Mrs Charlotte Lee
Fun fact: I come from a family of teachers. My father taught in a polytechnic, my mother taught in primary schools and my husband lectures in a university.
I had my first teaching stint as a teaching intern at a junior college when I was 19 – that was when I found my love for teaching General Paper. Thereafter, I took on the MOE Teaching Scholarship. I graduated from the National University of Singapore with a Bachelor of Arts with Honours (Distinction) in English Language.
In NUS, I found my passion in film analysis and worked on several research papers in that area. I had the opportunity to write a thesis analysing and comparing the different uses of the Elvish Language in Tolkien's and Jackson's The Lord of the Rings. I was also roped in to work additional academic papers with some of my professors in my final year, where we looked at how masculinity had been portrayed through all the Bond films. As a result, I often use film to make difficult concepts more relatable to students.
I have had the privilege of serving at multiple secondary schools and working with students from all facets of society. My pedagogical skills expanded the most in a secondary school, where I started as a Beginning Teacher – I worked with graduating classes in my first year there, helping students find their footing and personal voice with the English language.
In my second year, I was given the chance to be a Level Coordinator, where I was given the space to decide on the resources for the cohort, and lead a team of teachers to bring their hopes and dreams for the students to fruition. As a result, I realised that great outcomes are not the result of a great idea, but the by-product of working well with a great team. Through the years, I worked with students from every stream – this helped me understand that students do not care how much their teachers knew, until they knew how much their teachers cared.
Being a communicator and extrovert at heart, I found much enjoyment being part of the Talent Management Committee at my previous school.
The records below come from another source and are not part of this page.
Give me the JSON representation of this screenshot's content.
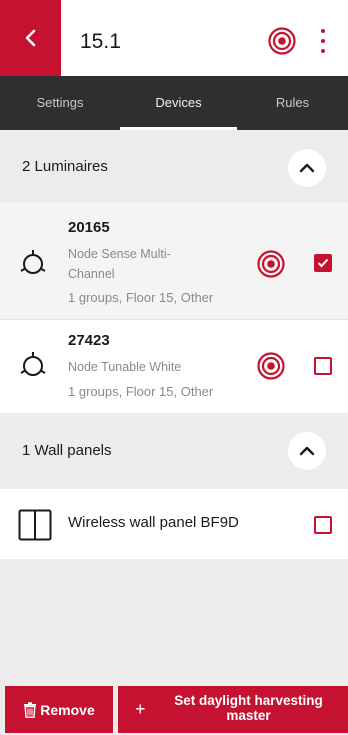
{
  "header": {
    "back_icon": "chevron-left-icon",
    "title": "15.1",
    "identify_icon": "identify-target-icon",
    "menu_icon": "more-vertical-icon"
  },
  "tabs": [
    {
      "label": "Settings",
      "active": false
    },
    {
      "label": "Devices",
      "active": true
    },
    {
      "label": "Rules",
      "active": false
    }
  ],
  "luminaires": {
    "title": "2 Luminaires",
    "expanded": true,
    "items": [
      {
        "name": "20165",
        "type": "Node Sense Multi-Channel",
        "meta": "1 groups, Floor 15, Other",
        "checked": true
      },
      {
        "name": "27423",
        "type": "Node Tunable White",
        "meta": "1 groups, Floor 15, Other",
        "checked": false
      }
    ]
  },
  "wall_panels": {
    "title": "1 Wall panels",
    "expanded": true,
    "items": [
      {
        "name": "Wireless wall panel BF9D",
        "checked": false
      }
    ]
  },
  "actions": {
    "remove_label": "Remove",
    "remove_icon": "trash-icon",
    "daylight_plus": "+",
    "daylight_label": "Set daylight harvesting master"
  },
  "colors": {
    "accent": "#c41230",
    "tab_bar": "#2f2f2f",
    "section_bg": "#ececec"
  }
}
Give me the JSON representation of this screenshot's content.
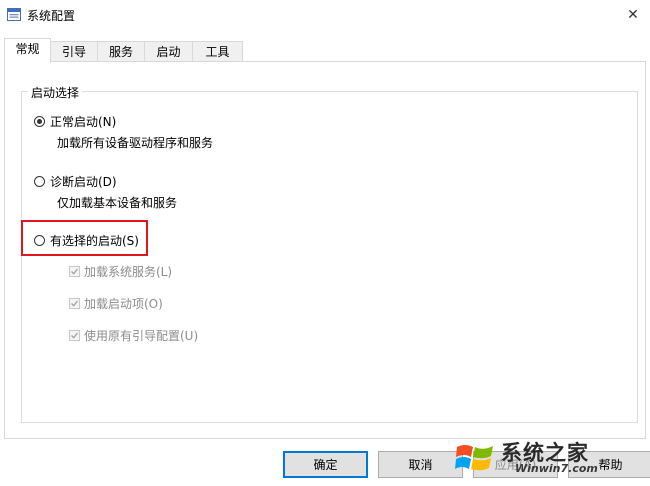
{
  "window": {
    "title": "系统配置",
    "close_glyph": "✕"
  },
  "tabs": [
    {
      "label": "常规",
      "active": true
    },
    {
      "label": "引导",
      "active": false
    },
    {
      "label": "服务",
      "active": false
    },
    {
      "label": "启动",
      "active": false
    },
    {
      "label": "工具",
      "active": false
    }
  ],
  "startup_group": {
    "legend": "启动选择",
    "options": [
      {
        "label": "正常启动(N)",
        "description": "加载所有设备驱动程序和服务",
        "selected": true
      },
      {
        "label": "诊断启动(D)",
        "description": "仅加载基本设备和服务",
        "selected": false
      },
      {
        "label": "有选择的启动(S)",
        "description": "",
        "selected": false,
        "highlighted": true
      }
    ],
    "selective_items": [
      {
        "label": "加载系统服务(L)",
        "checked": true,
        "enabled": false
      },
      {
        "label": "加载启动项(O)",
        "checked": true,
        "enabled": false
      },
      {
        "label": "使用原有引导配置(U)",
        "checked": true,
        "enabled": false
      }
    ]
  },
  "buttons": {
    "ok": "确定",
    "cancel": "取消",
    "apply": "应用(A)",
    "help": "帮助"
  },
  "watermark": {
    "title": "系统之家",
    "url": "Winwin7.com"
  },
  "colors": {
    "highlight": "#e0161b",
    "default_button_border": "#0078d7"
  },
  "icons": {
    "app": "msconfig-icon",
    "close": "close-icon",
    "watermark": "windows7-logo-icon"
  }
}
There, I liaised with external vendors to guide high performing students through a variety of different learning experiences. I spearheaded a project that focused on self-awareness, empathy and conversational skills. At its core, we anchored the programme on the premise that youths want to live a meaningful and impactful life that is true to their beliefs and values. Hence, the purpose of the programme was to give them the tools to be powerful change-makers.
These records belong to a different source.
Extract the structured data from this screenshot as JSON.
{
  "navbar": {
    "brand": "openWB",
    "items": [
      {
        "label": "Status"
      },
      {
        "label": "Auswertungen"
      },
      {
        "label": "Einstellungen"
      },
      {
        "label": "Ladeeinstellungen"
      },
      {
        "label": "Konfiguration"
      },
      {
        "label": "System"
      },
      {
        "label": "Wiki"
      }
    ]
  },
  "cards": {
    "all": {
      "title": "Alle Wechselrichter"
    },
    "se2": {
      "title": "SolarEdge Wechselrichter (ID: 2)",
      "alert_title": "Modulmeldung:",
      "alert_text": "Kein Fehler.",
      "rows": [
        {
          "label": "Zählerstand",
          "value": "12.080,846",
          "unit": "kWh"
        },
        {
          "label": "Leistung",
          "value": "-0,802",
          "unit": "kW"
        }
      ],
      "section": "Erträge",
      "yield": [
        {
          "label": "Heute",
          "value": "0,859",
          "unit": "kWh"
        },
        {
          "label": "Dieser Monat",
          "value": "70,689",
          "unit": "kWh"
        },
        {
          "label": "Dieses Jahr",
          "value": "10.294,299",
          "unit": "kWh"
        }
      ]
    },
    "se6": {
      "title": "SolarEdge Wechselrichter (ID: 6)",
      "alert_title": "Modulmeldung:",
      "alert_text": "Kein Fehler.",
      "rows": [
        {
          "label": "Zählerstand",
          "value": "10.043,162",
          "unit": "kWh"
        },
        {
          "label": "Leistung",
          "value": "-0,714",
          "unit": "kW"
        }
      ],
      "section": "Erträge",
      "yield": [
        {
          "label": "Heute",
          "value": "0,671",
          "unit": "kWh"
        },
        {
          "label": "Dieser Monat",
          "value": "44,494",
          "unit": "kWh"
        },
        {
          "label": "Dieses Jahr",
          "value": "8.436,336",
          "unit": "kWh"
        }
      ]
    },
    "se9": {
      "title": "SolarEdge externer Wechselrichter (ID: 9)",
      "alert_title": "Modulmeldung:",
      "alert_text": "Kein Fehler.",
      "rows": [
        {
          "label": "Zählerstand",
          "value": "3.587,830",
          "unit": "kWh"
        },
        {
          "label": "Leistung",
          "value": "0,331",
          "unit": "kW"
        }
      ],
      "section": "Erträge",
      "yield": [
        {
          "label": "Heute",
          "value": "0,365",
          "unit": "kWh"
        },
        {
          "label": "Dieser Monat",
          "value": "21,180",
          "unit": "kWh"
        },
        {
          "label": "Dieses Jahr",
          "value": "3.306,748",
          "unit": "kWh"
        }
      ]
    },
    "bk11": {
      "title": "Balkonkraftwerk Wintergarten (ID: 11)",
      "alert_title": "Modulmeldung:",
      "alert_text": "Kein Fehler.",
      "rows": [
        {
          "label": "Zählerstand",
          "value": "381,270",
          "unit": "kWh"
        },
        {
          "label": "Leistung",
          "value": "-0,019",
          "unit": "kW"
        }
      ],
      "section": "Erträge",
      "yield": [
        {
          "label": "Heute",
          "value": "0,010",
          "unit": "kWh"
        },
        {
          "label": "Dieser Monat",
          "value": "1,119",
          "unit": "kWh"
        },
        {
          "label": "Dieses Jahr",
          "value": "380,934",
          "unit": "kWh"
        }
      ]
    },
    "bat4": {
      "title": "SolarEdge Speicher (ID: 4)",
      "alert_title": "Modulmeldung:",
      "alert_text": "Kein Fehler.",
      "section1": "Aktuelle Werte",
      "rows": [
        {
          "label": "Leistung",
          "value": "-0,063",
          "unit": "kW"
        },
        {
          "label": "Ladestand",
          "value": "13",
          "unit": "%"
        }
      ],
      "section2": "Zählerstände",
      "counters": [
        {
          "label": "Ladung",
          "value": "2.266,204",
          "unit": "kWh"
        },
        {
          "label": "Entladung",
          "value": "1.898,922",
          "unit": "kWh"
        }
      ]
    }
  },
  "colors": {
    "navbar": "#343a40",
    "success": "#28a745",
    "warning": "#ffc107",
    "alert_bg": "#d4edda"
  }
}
So why General Paper? It seemed to me that most subjects looked at the past (understanding what has already been discovered), but GP was the one subject that always looked forward. Because GP aims to help students develop the ability to think critically and convey ideas in the most effective and fair-minded way, students who are taught well will reap benefits far beyond their 2 years in the classroom. It has the potential to improve the way we relate to our future spouses, the way we empathise with the needy, and the way we process our internal struggles. For this reason, I see the value in GP, and I hope to help students find joy in learning it.
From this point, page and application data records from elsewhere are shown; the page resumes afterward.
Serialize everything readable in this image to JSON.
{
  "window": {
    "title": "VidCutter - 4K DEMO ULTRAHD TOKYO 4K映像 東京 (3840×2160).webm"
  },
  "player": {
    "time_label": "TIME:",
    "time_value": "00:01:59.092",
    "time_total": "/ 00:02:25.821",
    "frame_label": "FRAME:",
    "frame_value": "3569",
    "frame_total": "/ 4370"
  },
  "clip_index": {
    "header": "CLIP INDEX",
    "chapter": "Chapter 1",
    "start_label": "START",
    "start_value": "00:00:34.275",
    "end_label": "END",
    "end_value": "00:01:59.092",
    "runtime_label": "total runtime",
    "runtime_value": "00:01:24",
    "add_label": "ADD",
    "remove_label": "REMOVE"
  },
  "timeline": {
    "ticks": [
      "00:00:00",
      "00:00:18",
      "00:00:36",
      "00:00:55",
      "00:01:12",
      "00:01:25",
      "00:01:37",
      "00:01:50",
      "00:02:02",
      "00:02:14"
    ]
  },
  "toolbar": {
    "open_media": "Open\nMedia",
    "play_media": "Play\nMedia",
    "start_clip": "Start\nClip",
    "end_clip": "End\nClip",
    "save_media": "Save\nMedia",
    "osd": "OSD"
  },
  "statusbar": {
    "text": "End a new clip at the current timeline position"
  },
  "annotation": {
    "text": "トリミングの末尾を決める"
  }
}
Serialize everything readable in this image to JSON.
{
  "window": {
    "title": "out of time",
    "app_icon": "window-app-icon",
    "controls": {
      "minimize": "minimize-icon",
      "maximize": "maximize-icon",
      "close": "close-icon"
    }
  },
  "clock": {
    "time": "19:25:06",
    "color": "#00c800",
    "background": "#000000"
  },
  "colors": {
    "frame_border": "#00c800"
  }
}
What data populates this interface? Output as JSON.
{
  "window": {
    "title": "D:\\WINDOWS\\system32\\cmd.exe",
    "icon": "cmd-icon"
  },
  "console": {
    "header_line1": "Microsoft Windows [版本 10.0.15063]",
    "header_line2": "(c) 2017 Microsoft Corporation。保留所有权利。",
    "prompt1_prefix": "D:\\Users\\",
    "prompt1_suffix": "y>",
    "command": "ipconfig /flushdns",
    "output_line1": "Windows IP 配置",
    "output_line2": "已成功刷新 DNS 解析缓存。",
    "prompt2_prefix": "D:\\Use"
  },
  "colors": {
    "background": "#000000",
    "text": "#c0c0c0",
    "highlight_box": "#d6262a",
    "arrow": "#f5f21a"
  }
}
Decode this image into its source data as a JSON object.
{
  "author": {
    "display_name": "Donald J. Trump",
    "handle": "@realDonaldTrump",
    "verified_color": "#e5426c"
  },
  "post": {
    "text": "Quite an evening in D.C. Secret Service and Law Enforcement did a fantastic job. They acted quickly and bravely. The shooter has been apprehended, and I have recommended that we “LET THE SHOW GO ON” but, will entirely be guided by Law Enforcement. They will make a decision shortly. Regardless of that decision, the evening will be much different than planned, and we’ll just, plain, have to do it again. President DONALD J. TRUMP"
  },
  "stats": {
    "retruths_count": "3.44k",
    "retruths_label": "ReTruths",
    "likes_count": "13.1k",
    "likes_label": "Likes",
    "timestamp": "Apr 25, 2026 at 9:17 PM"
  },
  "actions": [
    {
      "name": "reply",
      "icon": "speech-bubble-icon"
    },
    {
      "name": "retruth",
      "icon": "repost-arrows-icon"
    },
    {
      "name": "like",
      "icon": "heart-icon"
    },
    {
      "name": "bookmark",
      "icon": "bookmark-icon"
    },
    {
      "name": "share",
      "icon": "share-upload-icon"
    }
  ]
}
In my free time, I exercise, teach in Sunday School, play the piano and bake with my family.